53. Araghi MH, Jagielski A, Neira I, et al. The complex associations among sleep quality, anxiety-depression, and quality of life in patients with extreme obesity. Sleep. 2013;36(12):1859- 1865 •
54. Alvaro PK, Roberts RM, Harris JK. A systematic review assessing bidirectionality between sleep disturbances, anxiety, and depression. Sleep. 2013;36(7):1059-1068 • 55. Hood B, Bruck D, Kennedy G. Determinants of sleep quality in the healthy aged: The role of physical, psychological, circadian and naturalistic light variables. Age and Ageing. 2004;33(2):159- 165 •
56. Mindell JA, Telofski LS, Wiegand B, Kurtz ES. A nightly bedtime routine: Impact on sleep in young children and maternal mood. Sleep. 2009;32(5):599-606 •
57. Johnson JE. A comparative study of the bedtime routines and sleep of older adults. Journal of Community Health Nursing. 1991;8(3):129-136 •
58. Smith AP, Maben A, Brockman P. The effects of caffeine and evening meals on sleep and performance, mood and cardiovascular functioning the following day. Journal of Psychopharmacology. 1993;7(2):203-206 •
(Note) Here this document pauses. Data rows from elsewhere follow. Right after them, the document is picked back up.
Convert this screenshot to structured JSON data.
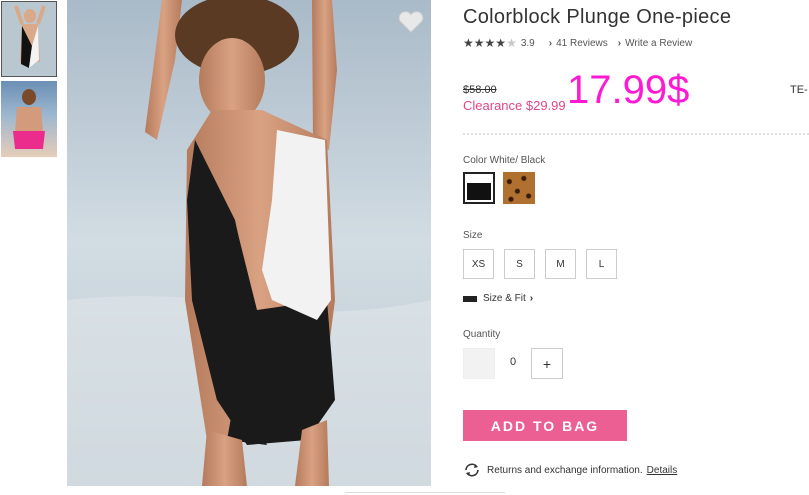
{
  "product": {
    "title": "Colorblock Plunge One-piece",
    "rating": "3.9",
    "reviews_link": "41 Reviews",
    "write_review_link": "Write a Review",
    "original_price": "$58.00",
    "clearance_price": "Clearance $29.99",
    "overlay_price": "17.99$",
    "sku_fragment": "TE-"
  },
  "color": {
    "label": "Color White/ Black",
    "swatches": [
      "white-black",
      "leopard"
    ]
  },
  "size": {
    "label": "Size",
    "options": [
      "XS",
      "S",
      "M",
      "L"
    ],
    "size_fit_link": "Size & Fit"
  },
  "quantity": {
    "label": "Quantity",
    "value": "0",
    "plus_label": "+"
  },
  "actions": {
    "add_to_bag": "ADD TO BAG"
  },
  "returns": {
    "text": "Returns and exchange information.",
    "details_link": "Details"
  },
  "colors": {
    "accent_pink": "#ec5f93",
    "clearance_pink": "#e0468a",
    "overlay_magenta": "#ff19d4"
  },
  "icons": [
    "heart-icon",
    "star-icon",
    "chevron-right-icon",
    "ruler-icon",
    "refresh-icon"
  ]
}
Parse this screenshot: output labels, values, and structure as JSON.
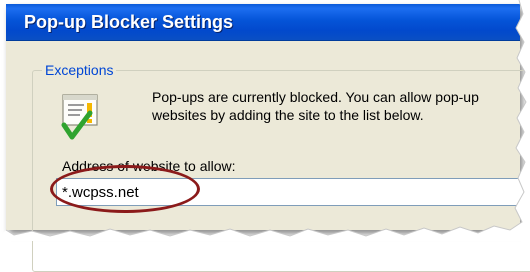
{
  "window": {
    "title": "Pop-up Blocker Settings"
  },
  "exceptions": {
    "legend": "Exceptions",
    "info_icon": "warning-shield-check-icon",
    "info_text": "Pop-ups are currently blocked.  You can allow pop-up\nwebsites by adding the site to the list below.",
    "address_label": "Address of website to allow:",
    "address_value": "*.wcpss.net"
  },
  "colors": {
    "titlebar": "#0554d8",
    "dialog_bg": "#ece9d8",
    "legend_text": "#0046d5",
    "highlight_ellipse": "#8b1a1a"
  }
}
59. Fredrickson BL. The value of positive emotions. American Scientist. 2003;91(4):330-335.